> What you need to do
Look through the listing below and report every line that contains "Download".

> Given records

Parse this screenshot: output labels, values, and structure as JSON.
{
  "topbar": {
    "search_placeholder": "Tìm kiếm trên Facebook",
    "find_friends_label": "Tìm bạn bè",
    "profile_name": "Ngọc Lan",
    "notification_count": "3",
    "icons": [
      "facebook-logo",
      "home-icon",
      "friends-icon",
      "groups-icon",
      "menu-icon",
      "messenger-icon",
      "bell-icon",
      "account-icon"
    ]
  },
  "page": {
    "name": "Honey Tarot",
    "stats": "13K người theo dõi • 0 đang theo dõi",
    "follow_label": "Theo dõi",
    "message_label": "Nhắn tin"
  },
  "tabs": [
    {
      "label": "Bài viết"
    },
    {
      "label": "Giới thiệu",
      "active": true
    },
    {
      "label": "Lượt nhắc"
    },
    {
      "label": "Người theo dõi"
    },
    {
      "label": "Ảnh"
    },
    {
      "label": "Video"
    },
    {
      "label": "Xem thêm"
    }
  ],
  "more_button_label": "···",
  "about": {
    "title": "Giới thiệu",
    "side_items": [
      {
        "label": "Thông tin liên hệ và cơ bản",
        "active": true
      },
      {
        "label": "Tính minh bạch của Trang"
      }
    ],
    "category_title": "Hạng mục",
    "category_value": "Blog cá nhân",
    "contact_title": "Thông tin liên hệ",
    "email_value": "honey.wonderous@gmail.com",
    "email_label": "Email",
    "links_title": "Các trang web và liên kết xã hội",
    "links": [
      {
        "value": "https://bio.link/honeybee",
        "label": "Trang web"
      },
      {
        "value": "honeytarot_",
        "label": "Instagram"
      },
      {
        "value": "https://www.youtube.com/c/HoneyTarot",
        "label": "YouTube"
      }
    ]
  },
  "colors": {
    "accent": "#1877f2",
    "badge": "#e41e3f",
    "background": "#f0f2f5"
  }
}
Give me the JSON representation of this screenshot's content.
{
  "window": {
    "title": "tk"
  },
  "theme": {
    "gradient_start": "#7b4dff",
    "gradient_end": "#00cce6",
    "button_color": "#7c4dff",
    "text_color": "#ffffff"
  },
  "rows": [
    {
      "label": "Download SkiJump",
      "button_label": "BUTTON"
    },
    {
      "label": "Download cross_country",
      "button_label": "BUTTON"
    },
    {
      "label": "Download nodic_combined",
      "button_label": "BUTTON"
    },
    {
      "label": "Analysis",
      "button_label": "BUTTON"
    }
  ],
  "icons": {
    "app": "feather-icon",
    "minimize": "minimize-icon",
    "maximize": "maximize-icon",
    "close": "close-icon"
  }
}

> Reply to the task
      "label": "Download SkiJump",
      "label": "Download cross_country",
      "label": "Download nodic_combined",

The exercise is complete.